[Website and app data records]
+===+
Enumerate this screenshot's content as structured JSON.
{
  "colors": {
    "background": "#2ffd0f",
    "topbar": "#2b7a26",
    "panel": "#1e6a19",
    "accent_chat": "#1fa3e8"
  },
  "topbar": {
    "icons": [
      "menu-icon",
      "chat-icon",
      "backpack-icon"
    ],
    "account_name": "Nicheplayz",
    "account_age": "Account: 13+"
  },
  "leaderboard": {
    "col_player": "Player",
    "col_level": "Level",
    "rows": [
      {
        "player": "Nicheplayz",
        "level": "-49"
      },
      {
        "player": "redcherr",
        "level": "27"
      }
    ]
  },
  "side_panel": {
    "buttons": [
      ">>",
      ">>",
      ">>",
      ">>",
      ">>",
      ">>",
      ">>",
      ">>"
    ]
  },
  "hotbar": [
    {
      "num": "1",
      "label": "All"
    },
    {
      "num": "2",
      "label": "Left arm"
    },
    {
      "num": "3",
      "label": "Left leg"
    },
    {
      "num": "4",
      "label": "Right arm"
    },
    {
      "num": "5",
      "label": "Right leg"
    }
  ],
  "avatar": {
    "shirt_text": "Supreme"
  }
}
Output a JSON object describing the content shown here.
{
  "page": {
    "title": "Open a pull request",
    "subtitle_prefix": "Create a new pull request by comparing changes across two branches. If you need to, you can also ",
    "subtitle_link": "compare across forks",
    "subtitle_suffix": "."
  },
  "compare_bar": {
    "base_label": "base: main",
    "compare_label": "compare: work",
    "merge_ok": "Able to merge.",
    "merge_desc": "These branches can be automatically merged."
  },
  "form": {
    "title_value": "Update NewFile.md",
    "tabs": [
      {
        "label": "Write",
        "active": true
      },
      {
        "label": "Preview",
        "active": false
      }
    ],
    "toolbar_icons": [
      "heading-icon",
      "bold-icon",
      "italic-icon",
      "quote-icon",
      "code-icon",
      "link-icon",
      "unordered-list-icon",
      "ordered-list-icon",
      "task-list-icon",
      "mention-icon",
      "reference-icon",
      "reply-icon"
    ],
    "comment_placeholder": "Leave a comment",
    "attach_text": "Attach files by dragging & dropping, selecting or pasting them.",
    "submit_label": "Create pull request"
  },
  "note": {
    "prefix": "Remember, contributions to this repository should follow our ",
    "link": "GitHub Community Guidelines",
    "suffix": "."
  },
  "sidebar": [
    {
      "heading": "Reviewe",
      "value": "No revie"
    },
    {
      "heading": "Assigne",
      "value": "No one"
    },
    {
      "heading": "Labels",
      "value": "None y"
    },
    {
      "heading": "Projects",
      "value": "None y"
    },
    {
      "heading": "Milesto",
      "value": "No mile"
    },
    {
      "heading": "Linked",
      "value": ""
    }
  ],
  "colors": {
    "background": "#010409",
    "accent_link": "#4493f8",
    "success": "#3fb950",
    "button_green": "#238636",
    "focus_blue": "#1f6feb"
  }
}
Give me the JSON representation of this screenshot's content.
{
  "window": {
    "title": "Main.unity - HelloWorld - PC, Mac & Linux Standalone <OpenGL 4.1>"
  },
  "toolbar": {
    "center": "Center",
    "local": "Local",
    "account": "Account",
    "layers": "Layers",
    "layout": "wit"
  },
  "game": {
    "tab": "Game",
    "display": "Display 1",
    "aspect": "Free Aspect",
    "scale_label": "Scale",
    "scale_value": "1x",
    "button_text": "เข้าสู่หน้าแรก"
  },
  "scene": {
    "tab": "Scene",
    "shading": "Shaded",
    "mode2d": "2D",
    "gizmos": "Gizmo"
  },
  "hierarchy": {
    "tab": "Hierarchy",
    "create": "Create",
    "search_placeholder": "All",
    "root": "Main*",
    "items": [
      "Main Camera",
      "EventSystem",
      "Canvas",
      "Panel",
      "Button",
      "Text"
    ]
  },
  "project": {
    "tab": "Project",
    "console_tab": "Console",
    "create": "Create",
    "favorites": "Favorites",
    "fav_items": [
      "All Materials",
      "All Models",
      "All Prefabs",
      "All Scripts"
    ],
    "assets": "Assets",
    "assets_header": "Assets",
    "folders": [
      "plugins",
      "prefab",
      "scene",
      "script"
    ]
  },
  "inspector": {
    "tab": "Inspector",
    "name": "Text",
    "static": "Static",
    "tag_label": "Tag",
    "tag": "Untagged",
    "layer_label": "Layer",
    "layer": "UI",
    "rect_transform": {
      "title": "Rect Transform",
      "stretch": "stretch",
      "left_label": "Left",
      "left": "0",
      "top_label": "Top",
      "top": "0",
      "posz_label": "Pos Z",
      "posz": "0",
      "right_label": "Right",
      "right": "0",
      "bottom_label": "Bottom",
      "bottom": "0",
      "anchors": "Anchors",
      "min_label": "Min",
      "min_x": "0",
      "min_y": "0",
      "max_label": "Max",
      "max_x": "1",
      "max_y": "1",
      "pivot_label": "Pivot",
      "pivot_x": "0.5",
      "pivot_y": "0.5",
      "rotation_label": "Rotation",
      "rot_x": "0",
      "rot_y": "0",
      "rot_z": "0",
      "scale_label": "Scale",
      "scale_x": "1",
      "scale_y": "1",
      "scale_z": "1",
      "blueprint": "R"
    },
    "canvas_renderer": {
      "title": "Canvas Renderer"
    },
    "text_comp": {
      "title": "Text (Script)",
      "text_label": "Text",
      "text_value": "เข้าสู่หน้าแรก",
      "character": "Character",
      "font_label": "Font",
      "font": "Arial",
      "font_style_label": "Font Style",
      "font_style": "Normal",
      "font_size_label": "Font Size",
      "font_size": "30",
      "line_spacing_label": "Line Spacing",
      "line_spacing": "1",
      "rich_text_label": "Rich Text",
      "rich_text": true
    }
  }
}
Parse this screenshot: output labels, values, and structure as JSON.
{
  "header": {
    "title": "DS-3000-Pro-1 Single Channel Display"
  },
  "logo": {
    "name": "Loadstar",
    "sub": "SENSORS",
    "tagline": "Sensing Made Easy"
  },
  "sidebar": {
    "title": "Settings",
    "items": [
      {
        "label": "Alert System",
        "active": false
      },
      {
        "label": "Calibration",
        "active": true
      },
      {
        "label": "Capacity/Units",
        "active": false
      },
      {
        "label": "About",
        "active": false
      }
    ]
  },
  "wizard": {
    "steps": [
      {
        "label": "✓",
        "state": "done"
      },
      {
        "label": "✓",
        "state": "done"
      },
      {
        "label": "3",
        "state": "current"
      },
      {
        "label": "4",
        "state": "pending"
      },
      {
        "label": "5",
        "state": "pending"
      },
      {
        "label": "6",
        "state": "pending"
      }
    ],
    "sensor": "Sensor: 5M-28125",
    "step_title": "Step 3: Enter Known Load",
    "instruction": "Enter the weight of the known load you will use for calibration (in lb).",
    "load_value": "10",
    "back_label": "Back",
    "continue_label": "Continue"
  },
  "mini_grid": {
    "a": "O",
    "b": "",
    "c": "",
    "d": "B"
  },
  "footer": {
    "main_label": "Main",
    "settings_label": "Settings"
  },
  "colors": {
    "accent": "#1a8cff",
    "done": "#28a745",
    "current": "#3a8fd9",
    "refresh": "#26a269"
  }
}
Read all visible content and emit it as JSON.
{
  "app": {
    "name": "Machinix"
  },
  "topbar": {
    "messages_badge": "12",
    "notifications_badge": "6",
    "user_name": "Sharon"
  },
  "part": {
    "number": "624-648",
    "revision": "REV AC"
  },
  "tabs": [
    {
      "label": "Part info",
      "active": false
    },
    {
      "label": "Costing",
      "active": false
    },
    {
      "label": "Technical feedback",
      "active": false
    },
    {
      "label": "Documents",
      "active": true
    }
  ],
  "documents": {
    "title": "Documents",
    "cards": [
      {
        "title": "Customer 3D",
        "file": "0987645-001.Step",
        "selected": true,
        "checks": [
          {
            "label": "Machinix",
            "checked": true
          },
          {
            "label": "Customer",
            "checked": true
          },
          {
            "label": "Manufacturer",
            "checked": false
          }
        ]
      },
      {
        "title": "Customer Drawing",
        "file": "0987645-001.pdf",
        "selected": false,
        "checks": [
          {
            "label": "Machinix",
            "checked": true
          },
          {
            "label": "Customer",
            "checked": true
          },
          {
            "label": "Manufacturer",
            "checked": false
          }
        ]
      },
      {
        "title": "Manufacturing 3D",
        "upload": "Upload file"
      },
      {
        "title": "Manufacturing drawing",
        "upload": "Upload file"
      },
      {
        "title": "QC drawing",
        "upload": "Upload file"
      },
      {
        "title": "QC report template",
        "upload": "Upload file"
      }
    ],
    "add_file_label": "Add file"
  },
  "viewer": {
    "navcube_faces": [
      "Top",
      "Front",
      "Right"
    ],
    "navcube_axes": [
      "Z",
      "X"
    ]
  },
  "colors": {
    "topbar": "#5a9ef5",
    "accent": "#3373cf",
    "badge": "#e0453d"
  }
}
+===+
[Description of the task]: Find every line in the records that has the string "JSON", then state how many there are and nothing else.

[Response to this exercise]: 5